### WHAT YOU ARE ASKED TO DO
Reproduce the entries exactly and omit the pictures.

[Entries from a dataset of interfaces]
.....

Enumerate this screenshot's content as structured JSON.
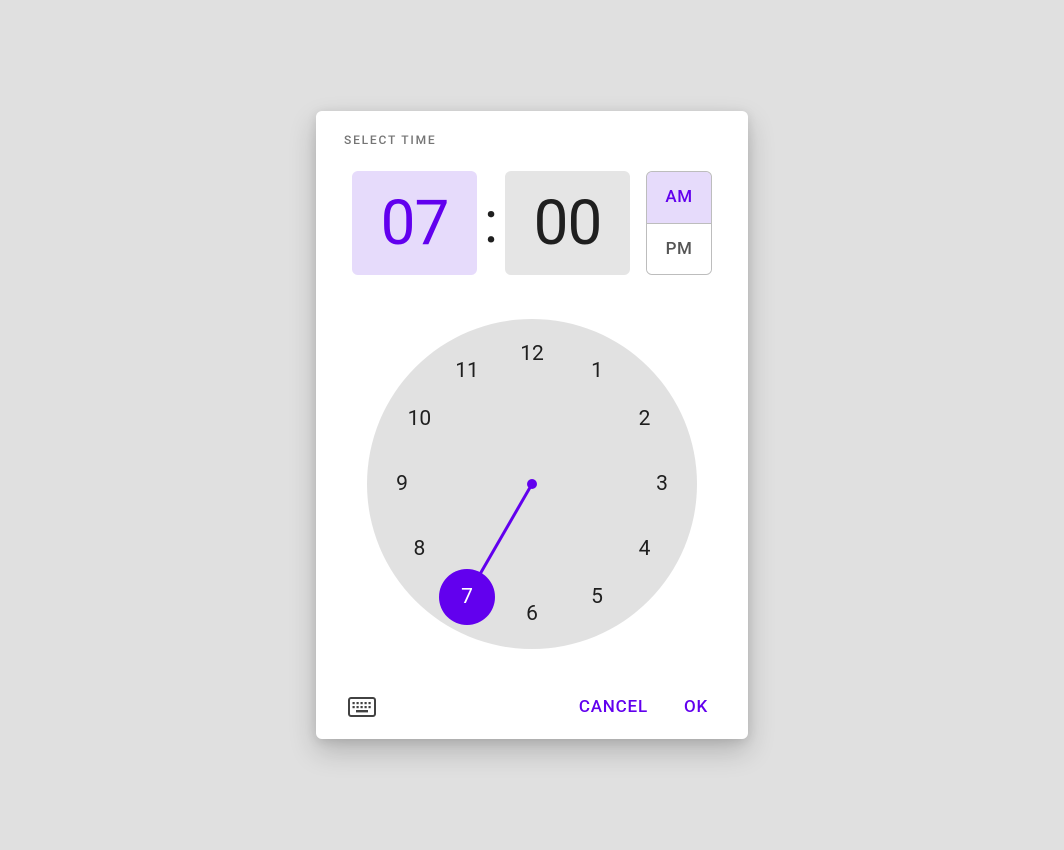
{
  "title": "SELECT TIME",
  "time": {
    "hour_display": "07",
    "minute_display": "00",
    "separator": ":",
    "selected_hour": 7,
    "active_field": "hour"
  },
  "ampm": {
    "am_label": "AM",
    "pm_label": "PM",
    "selected": "AM"
  },
  "clock": {
    "labels": [
      "12",
      "1",
      "2",
      "3",
      "4",
      "5",
      "6",
      "7",
      "8",
      "9",
      "10",
      "11"
    ]
  },
  "actions": {
    "cancel": "CANCEL",
    "ok": "OK"
  },
  "colors": {
    "primary": "#6200EE",
    "primary_light": "#e6dbfb",
    "surface": "#ffffff",
    "background": "#e0e0e0",
    "neutral_box": "#e5e5e5"
  }
}
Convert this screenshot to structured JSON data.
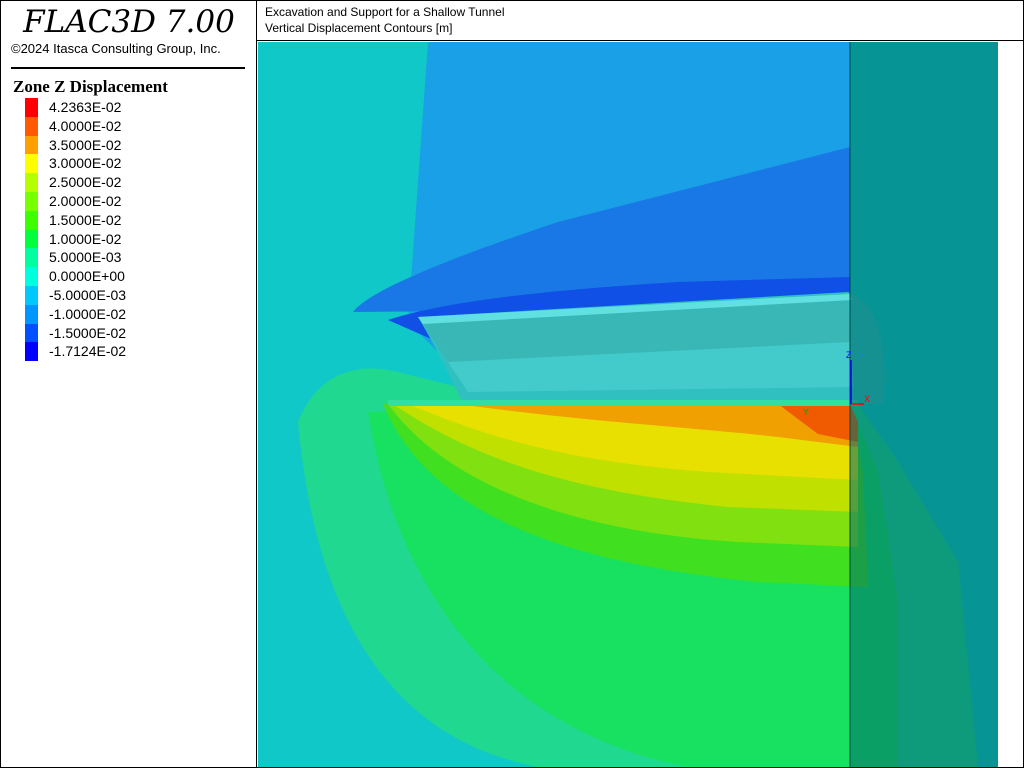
{
  "app": {
    "title": "FLAC3D 7.00",
    "copyright": "©2024 Itasca Consulting Group, Inc."
  },
  "plot": {
    "title_line1": "Excavation and Support for a Shallow Tunnel",
    "title_line2": "Vertical Displacement Contours [m]"
  },
  "legend": {
    "title": "Zone Z Displacement",
    "items": [
      {
        "label": "4.2363E-02",
        "color": "#ff0000"
      },
      {
        "label": "4.0000E-02",
        "color": "#ff5a00"
      },
      {
        "label": "3.5000E-02",
        "color": "#ffa000"
      },
      {
        "label": "3.0000E-02",
        "color": "#ffff00"
      },
      {
        "label": "2.5000E-02",
        "color": "#b4ff00"
      },
      {
        "label": "2.0000E-02",
        "color": "#78ff00"
      },
      {
        "label": "1.5000E-02",
        "color": "#3cff00"
      },
      {
        "label": "1.0000E-02",
        "color": "#00ff3c"
      },
      {
        "label": "5.0000E-03",
        "color": "#00ffa0"
      },
      {
        "label": "0.0000E+00",
        "color": "#00ffdc"
      },
      {
        "label": "-5.0000E-03",
        "color": "#00c8ff"
      },
      {
        "label": "-1.0000E-02",
        "color": "#0096ff"
      },
      {
        "label": "-1.5000E-02",
        "color": "#0050ff"
      },
      {
        "label": "-1.7124E-02",
        "color": "#0000ff"
      }
    ]
  },
  "axes": {
    "z_label": "Z",
    "x_label": "X",
    "y_label": "Y",
    "z_color": "#0000ff",
    "x_color": "#ff0000",
    "y_color": "#00aa00"
  }
}
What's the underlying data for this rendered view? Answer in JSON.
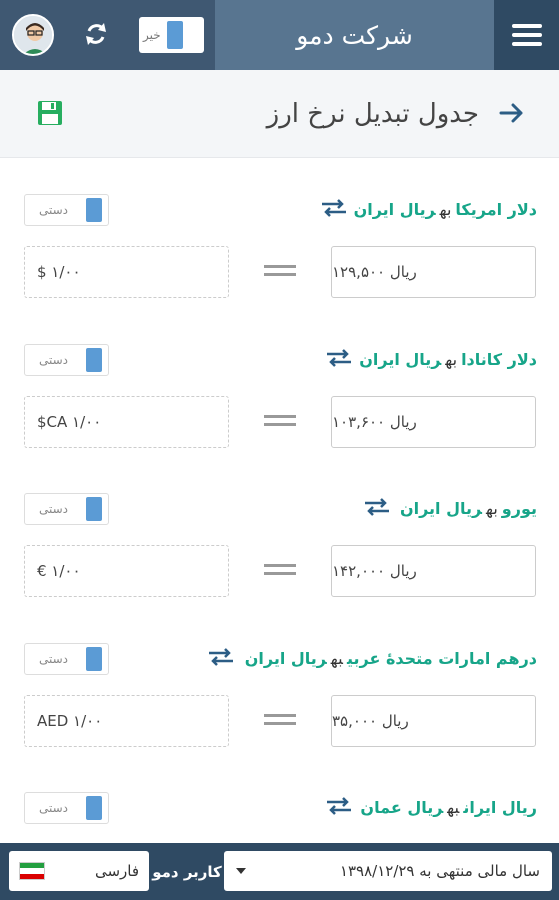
{
  "header": {
    "company_name": "شرکت دمو",
    "toggle_label": "خیر",
    "icons": {
      "menu": "hamburger-icon",
      "refresh": "refresh-icon",
      "avatar": "user-avatar"
    }
  },
  "titlebar": {
    "title": "جدول تبدیل نرخ ارز",
    "icons": {
      "back": "arrow-right-icon",
      "save": "floppy-disk-icon"
    }
  },
  "rates": [
    {
      "from": "دلار امریکا",
      "connector": "به",
      "to": "ریال ایران",
      "mode": "دستی",
      "foreign_value": "$ ۱/۰۰",
      "rial_value": "ریال ۱۲۹,۵۰۰"
    },
    {
      "from": "دلار کانادا",
      "connector": "به",
      "to": "ریال ایران",
      "mode": "دستی",
      "foreign_value": "$CA ۱/۰۰",
      "rial_value": "ریال ۱۰۳,۶۰۰"
    },
    {
      "from": "یورو",
      "connector": "به",
      "to": "ریال ایران",
      "mode": "دستی",
      "foreign_value": "€ ۱/۰۰",
      "rial_value": "ریال ۱۴۲,۰۰۰"
    },
    {
      "from": "درهم امارات متحدهٔ عربی",
      "connector": "به",
      "to": "ریال ایران",
      "mode": "دستی",
      "foreign_value": "AED ۱/۰۰",
      "rial_value": "ریال ۳۵,۰۰۰"
    },
    {
      "from": "ریال ایران",
      "connector": "به",
      "to": "ریال عمان",
      "mode": "دستی"
    }
  ],
  "bottombar": {
    "language": "فارسی",
    "user": "کاربر دمو",
    "fiscal_year": "سال مالی منتهی به ۱۳۹۸/۱۲/۲۹",
    "colors": {
      "flag_green": "#239f40",
      "flag_white": "#ffffff",
      "flag_red": "#da0000"
    }
  },
  "colors": {
    "header": "#3f5872",
    "brand": "#587590",
    "accent": "#17a589",
    "toggle": "#5b9bd5"
  }
}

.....

### ANSWER SECTION
Enumerate this screenshot's content as structured JSON.
{
  "title": "SELECT TIME",
  "time": {
    "hour_display": "07",
    "minute_display": "00",
    "separator": ":",
    "selected_hour": 7,
    "active_field": "hour"
  },
  "ampm": {
    "am_label": "AM",
    "pm_label": "PM",
    "selected": "AM"
  },
  "clock": {
    "labels": [
      "12",
      "1",
      "2",
      "3",
      "4",
      "5",
      "6",
      "7",
      "8",
      "9",
      "10",
      "11"
    ]
  },
  "actions": {
    "cancel": "CANCEL",
    "ok": "OK"
  },
  "colors": {
    "primary": "#6200EE",
    "primary_light": "#e6dbfb",
    "surface": "#ffffff",
    "background": "#e0e0e0",
    "neutral_box": "#e5e5e5"
  }
}
Convert this screenshot to structured JSON data.
{
  "app": {
    "title": "FLAC3D 7.00",
    "copyright": "©2024 Itasca Consulting Group, Inc."
  },
  "plot": {
    "title_line1": "Excavation and Support for a Shallow Tunnel",
    "title_line2": "Vertical Displacement Contours [m]"
  },
  "legend": {
    "title": "Zone Z Displacement",
    "items": [
      {
        "label": "4.2363E-02",
        "color": "#ff0000"
      },
      {
        "label": "4.0000E-02",
        "color": "#ff5a00"
      },
      {
        "label": "3.5000E-02",
        "color": "#ffa000"
      },
      {
        "label": "3.0000E-02",
        "color": "#ffff00"
      },
      {
        "label": "2.5000E-02",
        "color": "#b4ff00"
      },
      {
        "label": "2.0000E-02",
        "color": "#78ff00"
      },
      {
        "label": "1.5000E-02",
        "color": "#3cff00"
      },
      {
        "label": "1.0000E-02",
        "color": "#00ff3c"
      },
      {
        "label": "5.0000E-03",
        "color": "#00ffa0"
      },
      {
        "label": "0.0000E+00",
        "color": "#00ffdc"
      },
      {
        "label": "-5.0000E-03",
        "color": "#00c8ff"
      },
      {
        "label": "-1.0000E-02",
        "color": "#0096ff"
      },
      {
        "label": "-1.5000E-02",
        "color": "#0050ff"
      },
      {
        "label": "-1.7124E-02",
        "color": "#0000ff"
      }
    ]
  },
  "axes": {
    "z_label": "Z",
    "x_label": "X",
    "y_label": "Y",
    "z_color": "#0000ff",
    "x_color": "#ff0000",
    "y_color": "#00aa00"
  }
}
What's the underlying data for this rendered view? Answer in JSON.
{
  "header": {
    "company_name": "شرکت دمو",
    "toggle_label": "خیر",
    "icons": {
      "menu": "hamburger-icon",
      "refresh": "refresh-icon",
      "avatar": "user-avatar"
    }
  },
  "titlebar": {
    "title": "جدول تبدیل نرخ ارز",
    "icons": {
      "back": "arrow-right-icon",
      "save": "floppy-disk-icon"
    }
  },
  "rates": [
    {
      "from": "دلار امریکا",
      "connector": "به",
      "to": "ریال ایران",
      "mode": "دستی",
      "foreign_value": "$ ۱/۰۰",
      "rial_value": "ریال ۱۲۹,۵۰۰"
    },
    {
      "from": "دلار کانادا",
      "connector": "به",
      "to": "ریال ایران",
      "mode": "دستی",
      "foreign_value": "$CA ۱/۰۰",
      "rial_value": "ریال ۱۰۳,۶۰۰"
    },
    {
      "from": "یورو",
      "connector": "به",
      "to": "ریال ایران",
      "mode": "دستی",
      "foreign_value": "€ ۱/۰۰",
      "rial_value": "ریال ۱۴۲,۰۰۰"
    },
    {
      "from": "درهم امارات متحدهٔ عربی",
      "connector": "به",
      "to": "ریال ایران",
      "mode": "دستی",
      "foreign_value": "AED ۱/۰۰",
      "rial_value": "ریال ۳۵,۰۰۰"
    },
    {
      "from": "ریال ایران",
      "connector": "به",
      "to": "ریال عمان",
      "mode": "دستی"
    }
  ],
  "bottombar": {
    "language": "فارسی",
    "user": "کاربر دمو",
    "fiscal_year": "سال مالی منتهی به ۱۳۹۸/۱۲/۲۹",
    "colors": {
      "flag_green": "#239f40",
      "flag_white": "#ffffff",
      "flag_red": "#da0000"
    }
  },
  "colors": {
    "header": "#3f5872",
    "brand": "#587590",
    "accent": "#17a589",
    "toggle": "#5b9bd5"
  }
}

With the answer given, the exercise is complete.